Dear Helen: A friend of mind recently bought a most unusual apple at our local grocery store. It is a Gala apple with an almost straight, vertical line dividing the fruit into two colours — a bright, speckled red and a greenish yellow. Is there an explanation for this?
A clearly defined colour separation is, apparently, not unusual in some apples — Gala among them. You’ll find a photo just like yours on an internet search. I googled “Gala apple with straight line dividing two colours.”
Gala’s natural colouring is red markings, in vertical stripes, against a yellow-green background. In condtions that favour colour development, the fruit is more red, with greater contrast between the coloured and shaded side of the apple. Absorption of sunlight favours optimal colouration. The mainly yellow-green part of the apple was probably shaded by foliage.
Dear Helen: We have noticed on our travels around parts of the Island that many of the maple trees look as though they are afflicted with some sort of mould. Some stands of maples we encounter look normal, but in other areas at least 30 per cent of the trees have discoloured foliage. We wonder what might be causing this.
Maples around Vancouver Island are looking silvery this summer. I’ve come across a few stands of the trees showing this change of colour. The silvery look is symptomatic of powdery mildew, a fungus disease that thrives in warm, humid conditions. Breezes spread the disease spores.

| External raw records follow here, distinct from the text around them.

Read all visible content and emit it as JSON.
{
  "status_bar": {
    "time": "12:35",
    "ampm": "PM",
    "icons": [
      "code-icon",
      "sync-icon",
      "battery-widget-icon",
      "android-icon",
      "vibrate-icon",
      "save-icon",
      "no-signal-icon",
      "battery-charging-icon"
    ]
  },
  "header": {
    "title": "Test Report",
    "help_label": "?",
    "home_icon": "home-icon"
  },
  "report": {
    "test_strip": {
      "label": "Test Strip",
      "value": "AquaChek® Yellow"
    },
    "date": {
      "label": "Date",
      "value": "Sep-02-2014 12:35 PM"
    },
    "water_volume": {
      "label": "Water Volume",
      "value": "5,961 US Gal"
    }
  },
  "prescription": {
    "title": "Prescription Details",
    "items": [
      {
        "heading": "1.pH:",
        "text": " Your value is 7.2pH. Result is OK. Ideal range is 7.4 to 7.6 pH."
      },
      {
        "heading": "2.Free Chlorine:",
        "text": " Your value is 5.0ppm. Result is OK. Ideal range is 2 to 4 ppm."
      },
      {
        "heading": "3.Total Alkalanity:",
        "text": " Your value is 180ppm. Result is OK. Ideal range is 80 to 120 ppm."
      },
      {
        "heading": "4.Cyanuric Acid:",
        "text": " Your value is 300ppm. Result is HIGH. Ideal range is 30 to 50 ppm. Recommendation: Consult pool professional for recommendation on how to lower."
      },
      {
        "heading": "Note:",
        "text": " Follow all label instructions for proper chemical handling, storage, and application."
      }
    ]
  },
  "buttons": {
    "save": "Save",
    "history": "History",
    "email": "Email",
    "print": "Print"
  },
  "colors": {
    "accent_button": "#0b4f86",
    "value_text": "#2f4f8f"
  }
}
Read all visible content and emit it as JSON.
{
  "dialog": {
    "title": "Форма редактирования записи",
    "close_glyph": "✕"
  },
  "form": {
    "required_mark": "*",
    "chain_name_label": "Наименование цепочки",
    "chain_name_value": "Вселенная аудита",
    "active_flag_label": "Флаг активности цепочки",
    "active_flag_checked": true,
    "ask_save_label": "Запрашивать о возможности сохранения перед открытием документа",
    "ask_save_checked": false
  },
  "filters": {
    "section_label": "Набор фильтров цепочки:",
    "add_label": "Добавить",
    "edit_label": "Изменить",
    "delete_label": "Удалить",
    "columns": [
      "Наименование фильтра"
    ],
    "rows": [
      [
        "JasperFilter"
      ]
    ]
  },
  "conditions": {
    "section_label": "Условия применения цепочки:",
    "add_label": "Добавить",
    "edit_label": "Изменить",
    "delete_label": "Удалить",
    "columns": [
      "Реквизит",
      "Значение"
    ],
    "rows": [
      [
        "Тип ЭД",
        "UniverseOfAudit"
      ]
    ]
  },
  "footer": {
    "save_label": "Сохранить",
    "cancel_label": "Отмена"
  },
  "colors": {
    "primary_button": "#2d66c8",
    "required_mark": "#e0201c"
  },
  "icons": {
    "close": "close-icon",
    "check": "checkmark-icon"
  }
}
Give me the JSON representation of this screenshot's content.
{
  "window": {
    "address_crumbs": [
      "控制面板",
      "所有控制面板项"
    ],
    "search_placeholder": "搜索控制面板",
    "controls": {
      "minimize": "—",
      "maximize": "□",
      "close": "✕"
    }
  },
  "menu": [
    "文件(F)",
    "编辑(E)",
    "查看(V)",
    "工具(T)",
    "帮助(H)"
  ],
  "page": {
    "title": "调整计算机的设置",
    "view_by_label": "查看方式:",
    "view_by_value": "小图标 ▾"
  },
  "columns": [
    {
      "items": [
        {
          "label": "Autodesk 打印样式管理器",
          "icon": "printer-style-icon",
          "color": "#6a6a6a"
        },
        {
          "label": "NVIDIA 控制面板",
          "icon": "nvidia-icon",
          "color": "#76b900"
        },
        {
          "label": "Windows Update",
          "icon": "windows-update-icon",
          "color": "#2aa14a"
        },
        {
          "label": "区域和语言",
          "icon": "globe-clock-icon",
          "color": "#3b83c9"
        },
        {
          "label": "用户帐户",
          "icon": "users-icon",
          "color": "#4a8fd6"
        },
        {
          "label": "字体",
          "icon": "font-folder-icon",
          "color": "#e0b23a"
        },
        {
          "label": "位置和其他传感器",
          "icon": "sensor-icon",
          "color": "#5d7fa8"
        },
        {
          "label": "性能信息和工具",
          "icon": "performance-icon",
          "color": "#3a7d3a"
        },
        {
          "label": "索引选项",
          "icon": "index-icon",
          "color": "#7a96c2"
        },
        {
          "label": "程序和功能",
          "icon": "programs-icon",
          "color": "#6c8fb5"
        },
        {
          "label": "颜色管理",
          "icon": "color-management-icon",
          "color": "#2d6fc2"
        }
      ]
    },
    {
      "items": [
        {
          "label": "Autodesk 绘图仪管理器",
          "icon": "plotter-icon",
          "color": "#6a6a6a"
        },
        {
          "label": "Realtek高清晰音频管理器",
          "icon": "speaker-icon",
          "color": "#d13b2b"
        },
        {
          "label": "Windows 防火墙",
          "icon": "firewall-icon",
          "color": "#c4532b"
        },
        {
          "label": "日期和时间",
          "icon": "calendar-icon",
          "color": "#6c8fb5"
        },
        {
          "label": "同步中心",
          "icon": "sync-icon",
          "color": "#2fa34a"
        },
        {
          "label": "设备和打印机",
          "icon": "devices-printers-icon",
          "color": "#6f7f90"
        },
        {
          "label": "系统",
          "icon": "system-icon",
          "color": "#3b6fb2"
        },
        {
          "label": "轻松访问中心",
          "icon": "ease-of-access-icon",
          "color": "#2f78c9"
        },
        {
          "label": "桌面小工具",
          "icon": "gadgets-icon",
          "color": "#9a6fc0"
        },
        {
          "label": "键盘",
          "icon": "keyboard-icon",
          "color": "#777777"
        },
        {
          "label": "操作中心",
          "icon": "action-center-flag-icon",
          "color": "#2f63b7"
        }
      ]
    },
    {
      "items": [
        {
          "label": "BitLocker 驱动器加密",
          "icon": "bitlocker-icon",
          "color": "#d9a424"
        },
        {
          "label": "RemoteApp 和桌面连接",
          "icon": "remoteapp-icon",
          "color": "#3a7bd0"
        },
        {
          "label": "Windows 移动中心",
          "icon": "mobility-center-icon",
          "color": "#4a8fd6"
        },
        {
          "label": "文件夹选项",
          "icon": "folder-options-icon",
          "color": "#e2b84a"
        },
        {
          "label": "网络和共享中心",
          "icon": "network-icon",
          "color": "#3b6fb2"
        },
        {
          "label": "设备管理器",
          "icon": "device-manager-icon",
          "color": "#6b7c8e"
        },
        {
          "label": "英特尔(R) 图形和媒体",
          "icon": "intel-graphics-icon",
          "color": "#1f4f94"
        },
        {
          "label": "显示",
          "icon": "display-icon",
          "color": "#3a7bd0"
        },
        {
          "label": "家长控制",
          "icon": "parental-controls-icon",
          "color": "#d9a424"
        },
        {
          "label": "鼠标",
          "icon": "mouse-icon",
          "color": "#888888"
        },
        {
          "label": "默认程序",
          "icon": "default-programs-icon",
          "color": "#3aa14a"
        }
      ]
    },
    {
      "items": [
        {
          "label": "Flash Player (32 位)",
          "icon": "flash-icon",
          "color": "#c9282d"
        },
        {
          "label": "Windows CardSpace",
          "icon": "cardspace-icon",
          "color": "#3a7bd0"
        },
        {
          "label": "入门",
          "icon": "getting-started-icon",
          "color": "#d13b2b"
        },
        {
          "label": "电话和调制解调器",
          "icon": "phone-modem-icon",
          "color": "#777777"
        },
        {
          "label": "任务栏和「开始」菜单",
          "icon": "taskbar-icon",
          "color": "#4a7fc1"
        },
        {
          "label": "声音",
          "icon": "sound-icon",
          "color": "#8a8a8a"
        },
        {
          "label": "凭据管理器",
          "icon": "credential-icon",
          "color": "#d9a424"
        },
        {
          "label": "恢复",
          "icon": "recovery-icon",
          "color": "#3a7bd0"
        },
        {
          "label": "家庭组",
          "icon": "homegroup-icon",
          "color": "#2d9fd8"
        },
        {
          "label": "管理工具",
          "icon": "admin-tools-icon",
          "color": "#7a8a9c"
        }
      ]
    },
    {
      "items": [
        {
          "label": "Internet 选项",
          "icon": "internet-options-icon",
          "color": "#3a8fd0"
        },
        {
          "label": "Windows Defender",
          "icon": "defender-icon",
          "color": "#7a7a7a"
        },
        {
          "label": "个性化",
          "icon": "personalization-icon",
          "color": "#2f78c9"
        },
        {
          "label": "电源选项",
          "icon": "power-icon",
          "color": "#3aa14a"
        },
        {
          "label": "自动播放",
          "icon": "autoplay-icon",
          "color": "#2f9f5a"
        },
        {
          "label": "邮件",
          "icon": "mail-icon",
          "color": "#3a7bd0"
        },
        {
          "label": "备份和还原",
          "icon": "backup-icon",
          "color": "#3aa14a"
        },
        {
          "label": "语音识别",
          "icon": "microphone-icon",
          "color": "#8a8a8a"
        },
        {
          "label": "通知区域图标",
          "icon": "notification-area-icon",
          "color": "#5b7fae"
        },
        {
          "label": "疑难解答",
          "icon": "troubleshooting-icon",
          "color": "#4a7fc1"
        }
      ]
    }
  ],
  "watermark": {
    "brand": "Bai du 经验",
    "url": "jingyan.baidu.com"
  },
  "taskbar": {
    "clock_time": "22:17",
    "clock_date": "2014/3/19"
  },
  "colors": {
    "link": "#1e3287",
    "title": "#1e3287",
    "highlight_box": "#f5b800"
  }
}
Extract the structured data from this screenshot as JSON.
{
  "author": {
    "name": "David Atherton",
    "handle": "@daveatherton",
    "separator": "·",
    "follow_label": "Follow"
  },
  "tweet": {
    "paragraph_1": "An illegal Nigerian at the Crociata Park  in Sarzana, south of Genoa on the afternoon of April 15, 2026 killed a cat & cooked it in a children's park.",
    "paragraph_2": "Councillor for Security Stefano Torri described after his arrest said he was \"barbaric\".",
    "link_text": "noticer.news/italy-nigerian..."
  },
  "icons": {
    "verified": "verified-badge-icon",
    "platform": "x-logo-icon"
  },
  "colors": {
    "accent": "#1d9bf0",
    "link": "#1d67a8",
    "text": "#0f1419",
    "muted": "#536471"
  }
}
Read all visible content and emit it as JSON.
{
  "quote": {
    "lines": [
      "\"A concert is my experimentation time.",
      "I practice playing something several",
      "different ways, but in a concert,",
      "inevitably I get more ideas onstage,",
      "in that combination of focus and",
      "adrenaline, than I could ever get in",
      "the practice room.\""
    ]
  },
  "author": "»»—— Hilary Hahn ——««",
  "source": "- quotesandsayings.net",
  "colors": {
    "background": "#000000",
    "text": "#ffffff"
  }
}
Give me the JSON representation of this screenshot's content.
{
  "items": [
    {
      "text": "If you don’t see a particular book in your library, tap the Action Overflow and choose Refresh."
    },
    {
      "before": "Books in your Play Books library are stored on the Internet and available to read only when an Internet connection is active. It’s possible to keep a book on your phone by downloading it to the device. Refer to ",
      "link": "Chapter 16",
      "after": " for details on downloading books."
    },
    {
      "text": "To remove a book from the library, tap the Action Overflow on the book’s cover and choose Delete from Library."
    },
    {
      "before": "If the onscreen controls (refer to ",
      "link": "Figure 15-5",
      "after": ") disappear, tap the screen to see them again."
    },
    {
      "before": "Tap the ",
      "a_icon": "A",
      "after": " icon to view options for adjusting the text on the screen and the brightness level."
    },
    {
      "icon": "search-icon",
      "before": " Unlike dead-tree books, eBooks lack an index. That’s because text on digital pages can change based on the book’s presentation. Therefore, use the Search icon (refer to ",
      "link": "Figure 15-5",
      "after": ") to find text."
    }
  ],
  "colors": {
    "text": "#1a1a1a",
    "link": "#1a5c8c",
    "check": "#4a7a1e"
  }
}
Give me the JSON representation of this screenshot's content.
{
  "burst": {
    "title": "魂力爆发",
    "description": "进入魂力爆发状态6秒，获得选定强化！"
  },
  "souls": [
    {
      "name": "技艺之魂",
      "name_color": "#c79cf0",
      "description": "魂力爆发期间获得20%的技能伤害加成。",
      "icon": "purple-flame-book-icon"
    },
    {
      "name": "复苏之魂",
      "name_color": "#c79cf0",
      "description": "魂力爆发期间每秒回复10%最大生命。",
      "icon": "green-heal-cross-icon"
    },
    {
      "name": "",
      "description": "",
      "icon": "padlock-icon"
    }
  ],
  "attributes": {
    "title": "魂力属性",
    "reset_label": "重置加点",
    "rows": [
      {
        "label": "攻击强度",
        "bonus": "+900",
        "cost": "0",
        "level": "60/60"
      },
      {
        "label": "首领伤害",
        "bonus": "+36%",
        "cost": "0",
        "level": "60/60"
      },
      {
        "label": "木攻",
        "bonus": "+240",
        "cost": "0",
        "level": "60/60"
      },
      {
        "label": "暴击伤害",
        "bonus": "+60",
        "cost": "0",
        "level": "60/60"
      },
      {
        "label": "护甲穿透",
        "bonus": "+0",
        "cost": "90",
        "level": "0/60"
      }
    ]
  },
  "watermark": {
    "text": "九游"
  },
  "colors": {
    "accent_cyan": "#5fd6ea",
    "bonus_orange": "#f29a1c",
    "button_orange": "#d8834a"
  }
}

The condition looks alarming, but it is actually not a cause for serious concern. The disease does not lead to defoliation or permanent damage on the maples.
Hot weather and drought are among the stresses that bring on vulnerability in plants to parasitic fungi. The many days of high humidity that we’ve had this summer also helped to facilitate the spread of powdery mildew.
Dear Helen: What is wrong with my tomatoes? A few of the fruits on one of my plants developed a tan coloured blotch at the far end. Beneath the blotched patches the flesh looks as though it is starting to rot.
The problem pictured in your photo is blossom end rot, a condition that seems to be common again this year in home gardens.
This is a physiological disorder caused by insufficient calcium in the fruit tissues, but blossom end rot is often the result of soil moisture levels insufficient to carry the needed calcium through to the far (blossom) end of a tomato, causing cells to collapse in that part of the tomato, with rotting to follow.
This year, hot weather arrived rather suddenly and there’s been little or no rain. For many of us it’s been a struggle to keep plantings adequately and consistently watered, especially in the raised beds that are so popular.
It could be that the plant with the marred tomatoes was positioned at a row end or in some other situation where it was on the margins of a watering system, or perhaps it was growing in a spot that was, for some reason, difficult to keep the soil deeply and evenly moistened.
Dahlia meeting. The Victoria Dahlia Society will meet on Thursday, at 7 p.m. in St. Michael’s church, 4733 West Saanich Rd. Visitors are welcome. The meeting will be a parlour show, with members bringing their dahlias for an informal show and judging. This is an opportunity to see how judges decide what makes a great bloom.
Floral arts. The Mid Island Floral Art Club will meet on Thursday at 2 p.m. in St. Stephen’s church, 250 Village Way in Qualicum Beach. Theme of the afternoon is Remembering Lynn Bonner, featuring designs made using her estate containers. New members are welcome. Guest fee $6.
Abkhazi Garden open house and plant sale. Abkhazi Garden, 1964 Fairfield Rd. in Victoria, is holding an Open House on Grandparents Day, Sunday, Sept. 11, from 11 a.m. to 5 p.m. Visit the heritage garden with grandchildren. Prizes to be won include afternoon Tea for Two, plush bears, children’s books and more. A Fall Plant Sale from 11 a.m. to 4 p.m. will offer interesting plants, most grown at the garden. Proceeds go to the maintenance of the garden.